Kite Event Planning Guide

There are some basic requirements when planning a successful kite event for children only or involving a "professional" kite flier's display as part of the event.
Kites are affected by turbulence from trees or buildings in the upwind direction. Therefore, the preferred location is a minimum area of about 150m x150m with nothing taller than a single level house around the boundary. Preferred is not always possible so having no tall obstacles upwind of prevailing wind is the bottom line.
Spring through to autumn is best. Winter is high risk due to weather either being fine & no wind or wet & windy, unless you are lucky and strike the changeover day. Afternoon is generally better for wind but a late morning (11am) start to cover the lunch period is okay.
You are not allowed to fly within 4 km of an airfield or helicopter base (e.g. rescue helicopters). At all times the maximum height for a kite is 120m. You can apply for an exemption but it is expensive and chances of success are poor.
Any power lines on the downwind side of the prevailing wind direction are a significant hazard especially if you intend to have a kite display. The kites involved in a display are a potential hazard with variable or strong winds as they can injure a person if they crash to earth or they can lift a child who gets caught in the tail or bridles.
These hazards are generally managed by separating the display kites from the public. If that is not possible then the number of kites flown in the display will be reduced to minimise the risk.
If you think that you would like large show kites and/or an art kite display at your event you need to contact the NZKA as soon as possible as there are many events already planned and only a few fliers who can put on a display.

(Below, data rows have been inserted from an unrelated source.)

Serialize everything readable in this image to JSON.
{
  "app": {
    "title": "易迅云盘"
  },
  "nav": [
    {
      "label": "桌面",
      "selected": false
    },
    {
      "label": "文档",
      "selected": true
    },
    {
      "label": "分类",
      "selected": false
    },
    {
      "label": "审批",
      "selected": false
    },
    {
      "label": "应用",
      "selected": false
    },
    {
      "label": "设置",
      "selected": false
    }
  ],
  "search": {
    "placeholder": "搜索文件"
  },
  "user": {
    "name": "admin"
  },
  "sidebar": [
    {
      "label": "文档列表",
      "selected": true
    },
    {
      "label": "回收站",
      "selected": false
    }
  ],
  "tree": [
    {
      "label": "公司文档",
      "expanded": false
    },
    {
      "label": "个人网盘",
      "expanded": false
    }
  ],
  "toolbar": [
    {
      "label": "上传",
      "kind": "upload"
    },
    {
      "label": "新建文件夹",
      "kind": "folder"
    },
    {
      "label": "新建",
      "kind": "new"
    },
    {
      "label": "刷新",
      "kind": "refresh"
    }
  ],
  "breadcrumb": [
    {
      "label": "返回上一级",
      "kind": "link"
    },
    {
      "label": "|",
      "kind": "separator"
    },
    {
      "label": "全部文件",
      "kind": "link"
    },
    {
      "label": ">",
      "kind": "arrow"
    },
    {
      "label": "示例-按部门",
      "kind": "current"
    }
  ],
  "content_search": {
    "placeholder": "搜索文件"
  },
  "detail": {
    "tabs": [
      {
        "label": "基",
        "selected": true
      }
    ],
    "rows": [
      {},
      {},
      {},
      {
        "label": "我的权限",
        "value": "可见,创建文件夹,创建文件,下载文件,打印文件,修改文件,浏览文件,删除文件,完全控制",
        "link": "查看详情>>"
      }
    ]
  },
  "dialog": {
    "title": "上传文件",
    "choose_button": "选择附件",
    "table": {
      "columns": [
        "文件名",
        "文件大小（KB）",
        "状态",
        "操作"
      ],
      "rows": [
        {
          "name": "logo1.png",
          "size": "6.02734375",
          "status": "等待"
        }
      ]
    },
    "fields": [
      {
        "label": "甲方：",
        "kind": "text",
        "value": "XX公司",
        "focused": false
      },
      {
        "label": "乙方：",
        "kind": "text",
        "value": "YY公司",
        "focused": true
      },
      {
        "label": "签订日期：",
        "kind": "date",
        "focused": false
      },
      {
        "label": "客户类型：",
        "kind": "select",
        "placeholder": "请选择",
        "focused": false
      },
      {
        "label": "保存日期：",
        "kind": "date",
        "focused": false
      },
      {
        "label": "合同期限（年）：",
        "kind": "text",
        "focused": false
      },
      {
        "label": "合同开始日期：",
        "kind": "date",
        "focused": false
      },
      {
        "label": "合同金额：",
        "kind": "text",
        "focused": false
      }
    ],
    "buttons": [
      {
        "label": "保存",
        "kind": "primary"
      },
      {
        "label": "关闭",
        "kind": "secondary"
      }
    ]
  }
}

Make contact with proposed date & venue but before you are committed, to see if venue is suitable and fliers are available. Send message via
Do not get locked in to making a diamond kite. There are many other easy to make designs that will fly better than a diamond kite. Do an internet search for children's kite plans - a sled is a particularly good flier.
Alternatively, get a kitset from Julie Adams at
or from Robert van Weers at

A Great Looking Festival.